Whilst mandatory reporting of disability across the workforce seems unlikely in the short term, pressure upon government and employers is growing. Proposals for a more robust approach to voluntary reporting are therefore expected, along with guidance for employers over how data can be collated.

Having confirmed that it will not introduce mandatory ethnicity pay reporting, the Gov’t is expected to publish guidance this summer (read our Alert).
The guidance is expected to assist employers in understanding and tackling pay gaps within their organisations and in building trust with employees. What information employers are encouraged to collect and disclose will be an essential starting point.
The Gov’t is expected to publish a new Statutory Code of Practice to detail practical steps, including the need for meaningful consultation, when employers change employment terms by dismissing and re-engaging (termed 'fire and rehire'). Acas has also published guidance.
Details of the Code are awaited. Tribunals will be required to take the Code into account and will have the power to apply a compensation uplift of up to 25% for non-compliance. Increasingly, “fire and re-hire” strategies also risk reputational, employee relations and legal challenges.
A SC judgment is expected in Harpur Trust v Brazel which will decide what amounts to appropriate holiday pay for part-time term-time workers and whether the CA was correct to rule that a 12.07% cap of annualised hours was unlawful.
The outcome of this appeal will have implications for those workers who have no normal working hours - particularly for those who work on a term-time basis or intermittently throughout the year and therefore will be of particular interest to education institutions. (read our Alert)
Telescope - a long range forecast

   September to December 2022 - long range forecast

Development Impact on institutions

A new central registry has been created for modern slavery statements but the Gov’t has also pledged to legislate to strengthen and expand modern slavery reporting requirements, including introducing civil penalties for non-compliance. Changes in EU legislation are also proposed and will affect UK employers with operations abroad.

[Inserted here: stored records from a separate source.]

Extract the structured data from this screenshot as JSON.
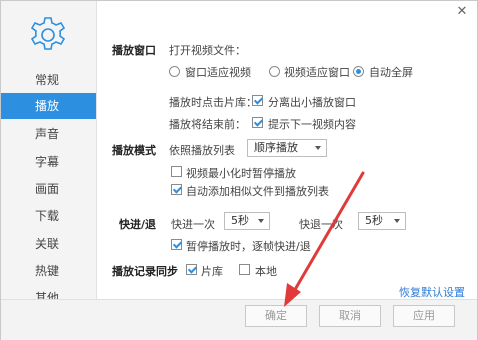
{
  "sidebar": {
    "items": [
      {
        "label": "常规"
      },
      {
        "label": "播放"
      },
      {
        "label": "声音"
      },
      {
        "label": "字幕"
      },
      {
        "label": "画面"
      },
      {
        "label": "下载"
      },
      {
        "label": "关联"
      },
      {
        "label": "热键"
      },
      {
        "label": "其他"
      }
    ],
    "active_index": 1
  },
  "playback_window": {
    "section": "播放窗口",
    "open_file_label": "打开视频文件：",
    "options": [
      "窗口适应视频",
      "视频适应窗口",
      "自动全屏"
    ],
    "selected": "自动全屏",
    "library_label": "播放时点击片库：",
    "library_option": "分离出小播放窗口",
    "library_checked": true,
    "end_label": "播放将结束前：",
    "end_option": "提示下一视频内容",
    "end_checked": true
  },
  "play_mode": {
    "section": "播放模式",
    "order_label": "依照播放列表",
    "order_value": "顺序播放",
    "pause_min_label": "视频最小化时暂停播放",
    "pause_min_checked": false,
    "auto_add_label": "自动添加相似文件到播放列表",
    "auto_add_checked": true
  },
  "seek": {
    "section": "快进/退",
    "forward_label": "快进一次",
    "forward_value": "5秒",
    "backward_label": "快退一次",
    "backward_value": "5秒",
    "pause_frame_label": "暂停播放时，逐帧快进/退",
    "pause_frame_checked": true
  },
  "sync": {
    "section": "播放记录同步",
    "library_label": "片库",
    "library_checked": true,
    "local_label": "本地",
    "local_checked": false
  },
  "footer": {
    "restore_defaults": "恢复默认设置",
    "ok": "确定",
    "cancel": "取消",
    "apply": "应用"
  },
  "colors": {
    "accent": "#2d8fe0",
    "arrow": "#e03a3a"
  }
}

The pandemic and conflict in Europe have increased modern slavery and other exploitation risks in UK and global supply chains. Anti-slavery training, risk assessments, due diligence and other initiatives remain vital to compliance, ESG objectives and reputational risk but will also facilitate reporting requirements in due course.
A new Data Reform Bill may be published, in line with a Gov’t announcement in this year’s Queen’s Speech and a declared aim of modernising the Information Commissioner’s Office; strengthening its powers and reducing data burdens on business.
The impact of Gov’t proposals are currently unclear. Further consultation may follow. However, the removal of mandatory impact assessments and a requirement of data protection officers, post Brexit, seem amongst likely proposals.

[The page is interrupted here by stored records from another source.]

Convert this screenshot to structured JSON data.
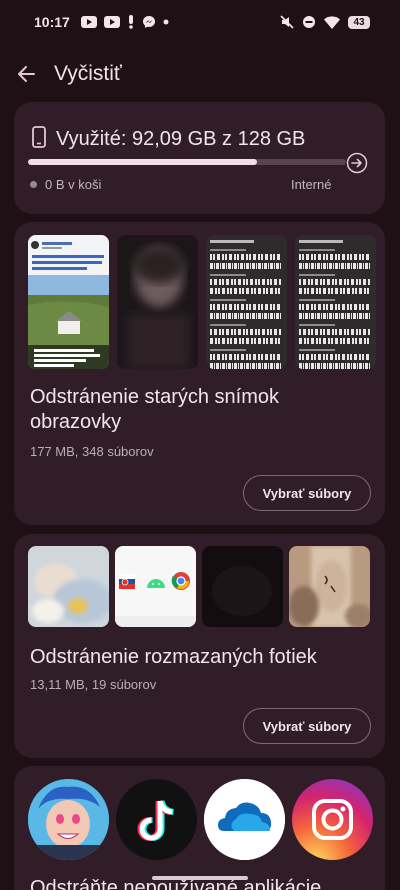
{
  "status_bar": {
    "time": "10:17",
    "battery": "43",
    "icons_left": [
      "youtube-icon",
      "youtube-icon",
      "alert-icon",
      "messenger-icon",
      "dot-icon"
    ],
    "icons_right": [
      "mute-icon",
      "dnd-icon",
      "wifi-icon",
      "battery-icon"
    ]
  },
  "top_bar": {
    "title": "Vyčistiť"
  },
  "storage": {
    "label": "Využité: 92,09 GB z 128 GB",
    "used_fraction": 0.72,
    "trash": "0 B v koši",
    "location": "Interné"
  },
  "screenshots_card": {
    "title": "Odstránenie starých snímok obrazovky",
    "subtitle": "177 MB, 348 súborov",
    "button": "Vybrať súbory"
  },
  "blurry_card": {
    "title": "Odstránenie rozmazaných fotiek",
    "subtitle": "13,11 MB, 19 súborov",
    "button": "Vybrať súbory"
  },
  "apps_card": {
    "title": "Odstráňte nepoužívané aplikácie",
    "apps": [
      "game-avatar-icon",
      "tiktok-icon",
      "onedrive-icon",
      "instagram-icon"
    ]
  },
  "colors": {
    "background": "#1f1016",
    "card": "#311d27",
    "accent": "#f2dde6"
  }
}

Legislation that would have required employers to pass on all tips to workers has been postponed or abandoned but a Statutory Code of Practice may be introduced to address this issue.

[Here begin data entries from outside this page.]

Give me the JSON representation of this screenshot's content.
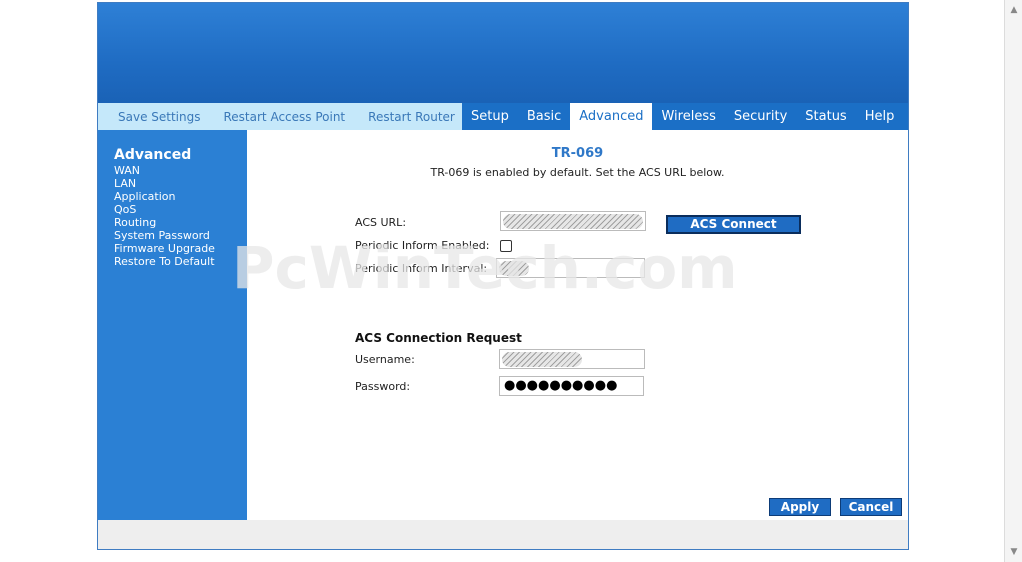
{
  "nav": {
    "links": [
      "Save Settings",
      "Restart Access Point",
      "Restart Router"
    ],
    "tabs": [
      "Setup",
      "Basic",
      "Advanced",
      "Wireless",
      "Security",
      "Status",
      "Help"
    ],
    "active_tab": "Advanced"
  },
  "sidebar": {
    "title": "Advanced",
    "items": [
      "WAN",
      "LAN",
      "Application",
      "QoS",
      "Routing",
      "System Password",
      "Firmware Upgrade",
      "Restore To Default"
    ]
  },
  "content": {
    "heading": "TR-069",
    "description": "TR-069 is enabled by default. Set the ACS URL below.",
    "acs_url_label": "ACS URL:",
    "acs_connect_button": "ACS Connect",
    "periodic_enabled_label": "Periodic Inform Enabled:",
    "periodic_enabled_checked": false,
    "periodic_interval_label": "Periodic Inform Interval:",
    "section_title": "ACS Connection Request",
    "username_label": "Username:",
    "password_label": "Password:",
    "password_value": "●●●●●●●●●●",
    "apply_button": "Apply",
    "cancel_button": "Cancel"
  },
  "watermark": "PcWinTech.com",
  "colors": {
    "brand_blue": "#1b6fc6",
    "sidebar_blue": "#2b80d4",
    "light_nav": "#c5e8fa",
    "heading_blue": "#2f78c8"
  }
}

More proactive enforcement of shortfalls in NMW, holiday pay, sick pay and the rights of agency workers would prove significant for employers. However, HMRC enforcement is already increasing and employers should continue to audit their compliance with pay practices, to avoid penalty and reputational damage.
Legislation that would have required employers to pass on all tips to workers has been postponed or abandoned but a Statutory Code of Practice may be introduced to address this issue.
If and when these changes are brought in, businesses that currently use discretionary service charges to offset expenses, or make deductions from tips, will face increased costs.

NB. Employment law is a devolved matter in Northern Ireland and the issues set out above may not all apply in NI. For NI specific advice contact our Belfast office.

Key        
Key
CA Court of Appeal
EAT
Employment Appeal Tribunal
ESG Environmental, Social and Governance
ET Employment Tribunal
Gov't
The UK Government
HMRC Her Majesty’s Revenue and Customs
Gov't The UK Government
HMRC Her Majesty’s Revenue and Customs
NLW National Living Wage
NMW National Minimum Wage
H&S Health and Safety
SC

Supreme Court

Her Majesty’s Revenue and Customs